Written by Honore de Balzac, Old Man Goriot is another one of Balzac’s novels exploring the human condition. The book follows Eugene Rastignac, an ambitious student, and Goriot, an outcast, yet devout, father.
Rastignac seeks to establish himself in Parisian society by having an affair with Goriot’s daughter, but circumstances throughout the novel cause him to constantly reconsider his dreams of dancing and champagne against the stark reality of Maison Vauquer, the boarding house he lives in.
Old Man Goriot exposes how not everything is as it seems. After all, “the heaviest chains are made of gold.”
What I enjoyed most about this book was that the constructs Balzac points out are still relevant today.
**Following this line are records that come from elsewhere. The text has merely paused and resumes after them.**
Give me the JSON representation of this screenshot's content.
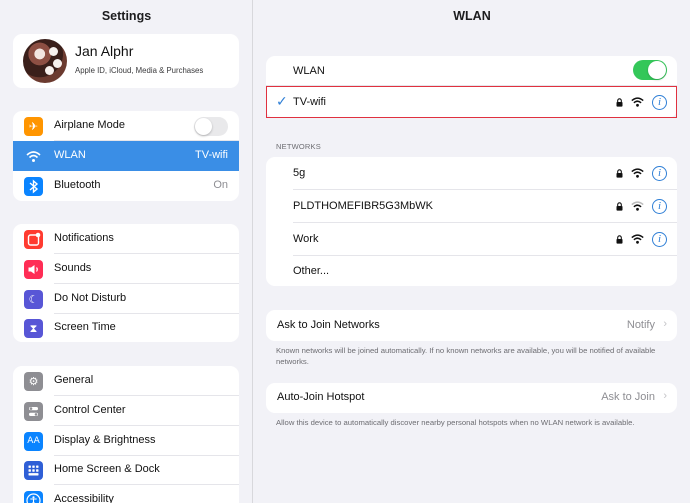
{
  "sidebar": {
    "title": "Settings",
    "profile": {
      "name": "Jan Alphr",
      "subtitle": "Apple ID, iCloud, Media & Purchases"
    },
    "group1": [
      {
        "label": "Airplane Mode",
        "icon": "airplane-icon",
        "color": "#ff9500",
        "value": ""
      },
      {
        "label": "WLAN",
        "icon": "wifi-icon",
        "color": "#3a8ee6",
        "value": "TV-wifi"
      },
      {
        "label": "Bluetooth",
        "icon": "bluetooth-icon",
        "color": "#0a84ff",
        "value": "On"
      }
    ],
    "group2": [
      {
        "label": "Notifications",
        "icon": "notifications-icon",
        "color": "#ff3b30"
      },
      {
        "label": "Sounds",
        "icon": "sounds-icon",
        "color": "#ff2d55"
      },
      {
        "label": "Do Not Disturb",
        "icon": "moon-icon",
        "color": "#5856d6"
      },
      {
        "label": "Screen Time",
        "icon": "hourglass-icon",
        "color": "#5856d6"
      }
    ],
    "group3": [
      {
        "label": "General",
        "icon": "gear-icon",
        "color": "#8e8e93"
      },
      {
        "label": "Control Center",
        "icon": "control-center-icon",
        "color": "#8e8e93"
      },
      {
        "label": "Display & Brightness",
        "icon": "display-icon",
        "color": "#0a84ff",
        "glyph": "AA"
      },
      {
        "label": "Home Screen & Dock",
        "icon": "home-screen-icon",
        "color": "#0a84ff"
      },
      {
        "label": "Accessibility",
        "icon": "accessibility-icon",
        "color": "#0a84ff"
      }
    ]
  },
  "pane": {
    "title": "WLAN",
    "wlan_label": "WLAN",
    "current_network": "TV-wifi",
    "networks_header": "NETWORKS",
    "networks": [
      {
        "name": "5g"
      },
      {
        "name": "PLDTHOMEFIBR5G3MbWK"
      },
      {
        "name": "Work"
      }
    ],
    "other_label": "Other...",
    "ask_join": {
      "label": "Ask to Join Networks",
      "value": "Notify",
      "note": "Known networks will be joined automatically. If no known networks are available, you will be notified of available networks."
    },
    "auto_join": {
      "label": "Auto-Join Hotspot",
      "value": "Ask to Join",
      "note": "Allow this device to automatically discover nearby personal hotspots when no WLAN network is available."
    }
  },
  "colors": {
    "accent": "#2f7fd6",
    "selection": "#3a8ee6",
    "toggle_on": "#34c759",
    "highlight": "#e0313f"
  }
}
People are still dreaming of riches, still wishing for love, still praying for a better life than the one they lead. The appetite of “want” is insatiable and sometimes whatever efforts we put forth never seem like they are enough.
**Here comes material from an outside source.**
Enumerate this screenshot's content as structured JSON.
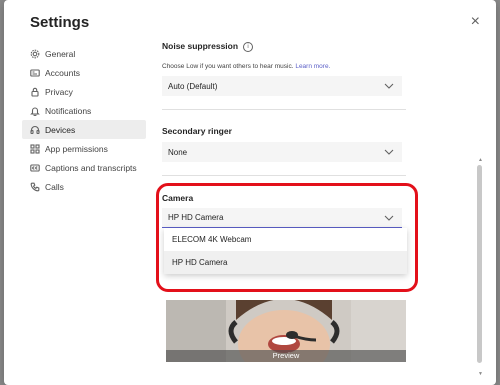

Old Man Goriot is the first book my 19th century Parisian literature class read–Madame Bovary is soon to come, as well as Zola’s Nana.